Tiberius meantime, while securing to himself the substance of imperial
power, allowed the Senate some shadow of its old constitution by referring
to its investigation certain demands of the provinces. In the Greek
cities license and impunity in establishing sanctuaries were on the
increase. Temples were thronged with the vilest of the slaves; the
same refuge screened the debtor against his creditor, as well as men
suspected of capital offences. No authority was strong enough to check
the turbulence of a people which protected the crimes of men as much
as the worship of the gods.

It was accordingly decided that the different states were to send
their charters and envoys to Rome. Some voluntarily relinquished privileges
which they had groundlessly usurped; many trusted to old superstitions,
or to their services to the Roman people. It was a grand spectacle
on that day, when the Senate examined grants made by our ancestors,
treaties with allies, even decrees of kings who had flourished before
Rome’s ascendancy, and the forms of worship of the very deities, with
full liberty as in former days, to ratify or to alter.

First of all came the people of Ephesus. They declared that Diana
and Apollo were not born at Delos, as was the vulgar belief. They
had in their own country a river Cenchrius, a grove Ortygia, where
Latona, as she leaned in the pangs of labour on an olive still standing,
gave birth to those two deities, whereupon the grove at the divine
intimation was consecrated. There Apollo himself, after the slaughter
of the Cyclops, shunned the wrath of Jupiter; there too father Bacchus,
when victorious in war, pardoned the suppliant Amazons who had gathered
round the shrine. Subsequently by the permission of Hercules, when
he was subduing Lydia, the grandeur of the temple’s ceremonial was
augmented, and during the Persian rule its privileges were not curtailed.
They had afterwards been maintained by the Macedonians, then by ourselves.

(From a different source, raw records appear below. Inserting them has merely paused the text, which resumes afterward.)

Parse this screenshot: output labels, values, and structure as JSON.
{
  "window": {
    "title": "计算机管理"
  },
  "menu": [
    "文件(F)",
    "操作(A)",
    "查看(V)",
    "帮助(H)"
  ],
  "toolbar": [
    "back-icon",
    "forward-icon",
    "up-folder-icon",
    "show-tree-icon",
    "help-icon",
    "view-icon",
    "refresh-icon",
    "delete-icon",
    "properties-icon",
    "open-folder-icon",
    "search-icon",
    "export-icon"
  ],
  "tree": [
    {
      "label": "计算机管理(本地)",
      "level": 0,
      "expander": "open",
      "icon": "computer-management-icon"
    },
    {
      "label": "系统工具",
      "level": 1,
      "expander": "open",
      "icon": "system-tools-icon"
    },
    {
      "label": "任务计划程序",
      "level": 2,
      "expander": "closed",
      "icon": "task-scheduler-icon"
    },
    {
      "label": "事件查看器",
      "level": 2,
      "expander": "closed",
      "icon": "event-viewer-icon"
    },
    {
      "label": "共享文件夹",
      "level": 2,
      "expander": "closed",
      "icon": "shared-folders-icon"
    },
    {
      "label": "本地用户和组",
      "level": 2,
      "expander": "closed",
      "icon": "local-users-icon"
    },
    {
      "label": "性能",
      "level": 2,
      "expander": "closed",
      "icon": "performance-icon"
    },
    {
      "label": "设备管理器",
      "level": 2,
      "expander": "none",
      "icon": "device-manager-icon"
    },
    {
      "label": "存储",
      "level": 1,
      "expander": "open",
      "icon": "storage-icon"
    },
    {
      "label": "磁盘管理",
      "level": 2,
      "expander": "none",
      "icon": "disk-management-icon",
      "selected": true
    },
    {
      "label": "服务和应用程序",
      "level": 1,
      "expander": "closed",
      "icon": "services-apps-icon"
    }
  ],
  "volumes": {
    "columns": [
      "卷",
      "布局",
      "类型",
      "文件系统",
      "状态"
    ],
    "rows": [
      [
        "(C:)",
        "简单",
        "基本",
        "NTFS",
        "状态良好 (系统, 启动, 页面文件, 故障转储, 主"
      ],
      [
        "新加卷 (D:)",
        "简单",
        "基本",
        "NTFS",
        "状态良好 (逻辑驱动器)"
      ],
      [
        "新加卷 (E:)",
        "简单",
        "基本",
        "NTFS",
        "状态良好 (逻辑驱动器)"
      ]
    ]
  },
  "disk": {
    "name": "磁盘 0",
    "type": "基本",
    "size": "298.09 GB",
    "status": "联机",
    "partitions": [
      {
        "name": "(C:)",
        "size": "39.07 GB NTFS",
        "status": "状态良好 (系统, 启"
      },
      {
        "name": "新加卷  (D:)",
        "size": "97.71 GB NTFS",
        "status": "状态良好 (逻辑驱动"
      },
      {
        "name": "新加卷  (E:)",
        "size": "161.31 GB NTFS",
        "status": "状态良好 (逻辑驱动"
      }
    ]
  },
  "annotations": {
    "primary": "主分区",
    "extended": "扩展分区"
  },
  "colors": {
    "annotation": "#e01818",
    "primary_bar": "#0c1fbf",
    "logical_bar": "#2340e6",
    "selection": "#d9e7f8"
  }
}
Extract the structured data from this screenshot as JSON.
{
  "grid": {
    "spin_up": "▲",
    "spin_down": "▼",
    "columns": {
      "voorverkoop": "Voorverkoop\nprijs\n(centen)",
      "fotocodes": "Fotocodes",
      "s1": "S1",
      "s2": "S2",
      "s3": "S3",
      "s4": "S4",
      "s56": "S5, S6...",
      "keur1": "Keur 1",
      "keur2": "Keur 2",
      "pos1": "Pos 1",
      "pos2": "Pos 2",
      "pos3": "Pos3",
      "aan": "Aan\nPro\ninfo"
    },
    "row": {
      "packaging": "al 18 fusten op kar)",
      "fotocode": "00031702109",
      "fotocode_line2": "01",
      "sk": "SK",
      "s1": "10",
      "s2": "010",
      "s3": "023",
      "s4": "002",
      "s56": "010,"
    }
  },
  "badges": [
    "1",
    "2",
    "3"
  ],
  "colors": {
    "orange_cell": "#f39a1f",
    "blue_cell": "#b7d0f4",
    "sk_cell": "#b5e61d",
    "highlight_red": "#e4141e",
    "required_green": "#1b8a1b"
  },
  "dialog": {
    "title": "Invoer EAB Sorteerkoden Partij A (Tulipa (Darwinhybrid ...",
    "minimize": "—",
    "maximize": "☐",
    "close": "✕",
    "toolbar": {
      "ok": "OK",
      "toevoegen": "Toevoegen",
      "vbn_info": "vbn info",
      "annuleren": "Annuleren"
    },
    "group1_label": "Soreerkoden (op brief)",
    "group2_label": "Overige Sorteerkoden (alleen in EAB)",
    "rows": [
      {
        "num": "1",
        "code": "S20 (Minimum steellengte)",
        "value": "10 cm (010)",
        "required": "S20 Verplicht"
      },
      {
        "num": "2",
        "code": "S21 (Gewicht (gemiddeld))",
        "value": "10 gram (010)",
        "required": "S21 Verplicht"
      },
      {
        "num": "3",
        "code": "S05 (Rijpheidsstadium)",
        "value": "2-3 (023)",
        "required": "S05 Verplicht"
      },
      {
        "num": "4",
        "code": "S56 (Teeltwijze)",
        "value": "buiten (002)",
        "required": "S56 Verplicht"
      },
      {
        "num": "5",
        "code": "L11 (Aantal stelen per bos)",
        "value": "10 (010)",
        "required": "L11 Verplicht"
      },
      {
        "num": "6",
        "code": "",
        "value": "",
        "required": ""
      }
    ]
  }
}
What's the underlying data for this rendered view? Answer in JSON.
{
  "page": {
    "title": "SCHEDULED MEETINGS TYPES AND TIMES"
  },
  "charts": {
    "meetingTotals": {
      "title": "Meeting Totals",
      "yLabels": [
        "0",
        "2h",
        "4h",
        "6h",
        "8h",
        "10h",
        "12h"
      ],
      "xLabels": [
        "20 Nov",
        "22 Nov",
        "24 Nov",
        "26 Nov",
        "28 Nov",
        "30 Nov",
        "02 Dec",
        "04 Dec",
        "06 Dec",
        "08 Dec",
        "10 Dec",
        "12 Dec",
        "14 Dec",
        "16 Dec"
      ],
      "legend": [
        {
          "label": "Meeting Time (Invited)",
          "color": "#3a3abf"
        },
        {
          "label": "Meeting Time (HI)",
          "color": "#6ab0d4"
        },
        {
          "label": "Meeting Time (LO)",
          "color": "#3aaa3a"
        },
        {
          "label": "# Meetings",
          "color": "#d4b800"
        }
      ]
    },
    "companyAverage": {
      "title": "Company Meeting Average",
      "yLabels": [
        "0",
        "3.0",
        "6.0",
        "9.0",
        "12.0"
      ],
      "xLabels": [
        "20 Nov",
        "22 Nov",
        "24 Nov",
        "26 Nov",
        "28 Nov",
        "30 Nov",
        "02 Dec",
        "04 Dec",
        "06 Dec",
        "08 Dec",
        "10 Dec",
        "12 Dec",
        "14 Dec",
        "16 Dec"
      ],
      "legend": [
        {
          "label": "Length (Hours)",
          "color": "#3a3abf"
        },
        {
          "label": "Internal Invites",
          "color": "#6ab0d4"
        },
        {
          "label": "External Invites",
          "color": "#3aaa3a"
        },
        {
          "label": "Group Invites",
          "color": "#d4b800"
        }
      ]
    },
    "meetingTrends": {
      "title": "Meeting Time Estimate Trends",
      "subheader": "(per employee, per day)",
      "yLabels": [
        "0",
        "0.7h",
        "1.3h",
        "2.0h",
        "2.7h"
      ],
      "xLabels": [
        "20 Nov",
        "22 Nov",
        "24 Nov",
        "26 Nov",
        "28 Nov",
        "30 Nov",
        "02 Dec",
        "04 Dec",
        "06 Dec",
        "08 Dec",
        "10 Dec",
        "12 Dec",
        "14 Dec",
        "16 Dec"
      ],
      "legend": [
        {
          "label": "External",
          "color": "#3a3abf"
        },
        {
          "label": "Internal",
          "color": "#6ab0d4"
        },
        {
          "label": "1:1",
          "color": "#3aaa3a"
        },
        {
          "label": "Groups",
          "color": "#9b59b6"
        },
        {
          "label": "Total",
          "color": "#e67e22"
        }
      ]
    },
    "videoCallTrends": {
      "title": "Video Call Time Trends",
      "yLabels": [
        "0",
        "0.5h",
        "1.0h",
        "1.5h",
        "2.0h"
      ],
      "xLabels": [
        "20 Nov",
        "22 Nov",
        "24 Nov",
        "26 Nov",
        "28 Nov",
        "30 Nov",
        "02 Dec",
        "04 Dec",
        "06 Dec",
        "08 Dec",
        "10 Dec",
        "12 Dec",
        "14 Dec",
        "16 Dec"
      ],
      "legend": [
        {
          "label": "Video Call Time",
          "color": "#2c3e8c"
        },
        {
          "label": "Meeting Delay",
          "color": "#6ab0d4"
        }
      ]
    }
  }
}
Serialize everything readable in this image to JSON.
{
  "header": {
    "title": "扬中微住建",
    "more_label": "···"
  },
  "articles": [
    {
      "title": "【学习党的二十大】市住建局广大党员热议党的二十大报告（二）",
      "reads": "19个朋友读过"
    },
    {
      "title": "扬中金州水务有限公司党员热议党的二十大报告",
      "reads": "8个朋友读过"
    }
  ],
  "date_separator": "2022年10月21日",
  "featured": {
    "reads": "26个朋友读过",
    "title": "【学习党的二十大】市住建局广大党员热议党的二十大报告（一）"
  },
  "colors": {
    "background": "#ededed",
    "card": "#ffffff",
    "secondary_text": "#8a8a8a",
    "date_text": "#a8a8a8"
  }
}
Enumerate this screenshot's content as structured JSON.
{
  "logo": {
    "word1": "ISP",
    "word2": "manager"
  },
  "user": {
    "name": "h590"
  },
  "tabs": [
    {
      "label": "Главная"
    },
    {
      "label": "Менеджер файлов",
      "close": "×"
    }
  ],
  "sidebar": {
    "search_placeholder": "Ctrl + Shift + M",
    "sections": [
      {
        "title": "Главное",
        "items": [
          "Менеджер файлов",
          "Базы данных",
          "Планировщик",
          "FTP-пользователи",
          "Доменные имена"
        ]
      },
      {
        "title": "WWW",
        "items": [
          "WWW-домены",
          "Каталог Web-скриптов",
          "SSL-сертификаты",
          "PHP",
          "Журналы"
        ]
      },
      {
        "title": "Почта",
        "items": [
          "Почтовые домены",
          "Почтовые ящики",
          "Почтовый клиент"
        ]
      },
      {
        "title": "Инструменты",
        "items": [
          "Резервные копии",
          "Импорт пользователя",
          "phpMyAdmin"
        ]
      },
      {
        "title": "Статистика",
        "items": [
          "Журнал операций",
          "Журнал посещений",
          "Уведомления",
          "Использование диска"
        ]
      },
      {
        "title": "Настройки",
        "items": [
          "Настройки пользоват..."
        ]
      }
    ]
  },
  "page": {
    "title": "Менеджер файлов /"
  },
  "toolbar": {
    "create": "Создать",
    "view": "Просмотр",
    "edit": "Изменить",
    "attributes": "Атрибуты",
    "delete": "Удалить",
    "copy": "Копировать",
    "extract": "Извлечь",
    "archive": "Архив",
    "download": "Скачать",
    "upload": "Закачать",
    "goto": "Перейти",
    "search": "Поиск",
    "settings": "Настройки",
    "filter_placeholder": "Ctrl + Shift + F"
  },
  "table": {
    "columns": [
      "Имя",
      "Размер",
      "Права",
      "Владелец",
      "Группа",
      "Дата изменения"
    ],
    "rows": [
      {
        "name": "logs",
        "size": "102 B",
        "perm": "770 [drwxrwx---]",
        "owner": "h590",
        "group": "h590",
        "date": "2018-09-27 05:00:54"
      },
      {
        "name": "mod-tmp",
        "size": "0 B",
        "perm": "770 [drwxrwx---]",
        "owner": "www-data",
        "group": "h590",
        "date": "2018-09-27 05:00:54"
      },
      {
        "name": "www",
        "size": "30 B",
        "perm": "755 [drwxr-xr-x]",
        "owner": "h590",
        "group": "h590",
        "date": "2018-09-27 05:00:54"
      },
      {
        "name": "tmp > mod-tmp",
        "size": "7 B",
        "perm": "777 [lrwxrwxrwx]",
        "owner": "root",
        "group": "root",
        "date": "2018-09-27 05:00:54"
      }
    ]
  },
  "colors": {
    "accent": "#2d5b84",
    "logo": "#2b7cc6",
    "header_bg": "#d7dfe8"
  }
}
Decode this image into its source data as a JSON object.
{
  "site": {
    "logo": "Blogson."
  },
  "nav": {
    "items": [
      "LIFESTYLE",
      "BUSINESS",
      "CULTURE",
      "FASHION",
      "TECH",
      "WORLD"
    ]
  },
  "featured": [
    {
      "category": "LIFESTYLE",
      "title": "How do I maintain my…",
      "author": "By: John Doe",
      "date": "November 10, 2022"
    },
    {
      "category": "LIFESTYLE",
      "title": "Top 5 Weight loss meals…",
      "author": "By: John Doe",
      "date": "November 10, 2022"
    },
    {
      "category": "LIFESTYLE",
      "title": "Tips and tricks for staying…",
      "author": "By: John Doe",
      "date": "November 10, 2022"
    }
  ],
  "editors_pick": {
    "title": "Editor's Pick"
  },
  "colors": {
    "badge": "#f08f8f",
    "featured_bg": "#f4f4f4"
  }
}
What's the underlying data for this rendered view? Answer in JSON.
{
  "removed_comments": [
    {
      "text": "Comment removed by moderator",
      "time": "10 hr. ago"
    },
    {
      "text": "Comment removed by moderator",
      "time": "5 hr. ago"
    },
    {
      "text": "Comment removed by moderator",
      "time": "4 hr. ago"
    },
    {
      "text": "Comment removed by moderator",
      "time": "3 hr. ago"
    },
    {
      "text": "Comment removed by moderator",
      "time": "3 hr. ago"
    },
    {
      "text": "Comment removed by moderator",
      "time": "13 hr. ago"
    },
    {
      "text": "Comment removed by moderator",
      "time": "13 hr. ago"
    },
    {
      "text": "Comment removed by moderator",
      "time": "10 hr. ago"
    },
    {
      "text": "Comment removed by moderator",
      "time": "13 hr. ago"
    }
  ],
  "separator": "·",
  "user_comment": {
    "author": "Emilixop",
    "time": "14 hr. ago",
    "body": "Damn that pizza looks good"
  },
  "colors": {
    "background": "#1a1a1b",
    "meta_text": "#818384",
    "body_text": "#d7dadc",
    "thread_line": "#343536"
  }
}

Next the people of Magnesia relied on arrangements made by Lucius
Scipio and Lucius Sulla. These generals, after respectively defeating
Antiochus and Mithridates, honoured the fidelity and courage of the
Magnesians by allowing the temple of Diana of the White Brow to be
an inviolable sanctuary. Then the people of Aphrodisia produced a
decree of the dictator Caesar for their old services to his party,
and those of Stratonicea, one lately passed by the Divine Augustus,
in which they were commended for having endured the Parthian invasion
without wavering in their loyalty to the Roman people. Aphrodisia
maintained the worship of Venus; Stratonicea, that of Jupiter and
of Diana of the Cross Ways.

Hierocaesarea went back to a higher antiquity, and spoke of having
a Persian Diana, whose fane was consecrated in the reign of Cyrus.
They quoted too the names of Perperna, Isauricus, and many other generals
who had conceded the same sacred character not only to the temple
but to its precincts for two miles. Then came the Cyprians on behalf
of three shrines, the oldest of which had been set up by their founder
Aerias to the Paphian Venus, the second by his son Amathus to Venus
of Amathus, and the last to Jupiter of Salamis, by Teucer when he
fled from the wrath of his father Telamon.

Audience was also given to embassies from other states. The senators
wearied by their multiplicity and seeing the party spirit that was
being roused, intrusted the inquiry to the consuls, who were to sift
each title and see if it involved any abuse, and then refer back the
entire matter to the Senate. Besides the states already mentioned,
the consuls reported that they had ascertained that at Pergamus there
was a sanctuary of Aesculapius, but that the rest relied on an origin
lost in the obscurity of antiquity. For example, the people of Smyrna
quoted an oracle of Apollo, which had commanded them to dedicate a
temple to Venus Stratonicis; and the islanders of Tenos, an utterance
from the same deity, bidding them consecrate a statue and a fane to
Neptune. Sardis preferred a more modern claim, a grant from the victorious
Alexander. So again Miletus relied on king Darius. But in each case
their religious worship was that of Diana or Apollo. The Cretans too
demanded a like privilege for a statue of the Divine Augustus. Decrees
of the Senate were passed, which though very respectful, still prescribed
certain limits, and the petitioners were directed to set up bronze
tablets in each temple, to be a sacred memorial and to restrain them
from sinking into selfish aims under the mask of religion.
The Annals by Tacitus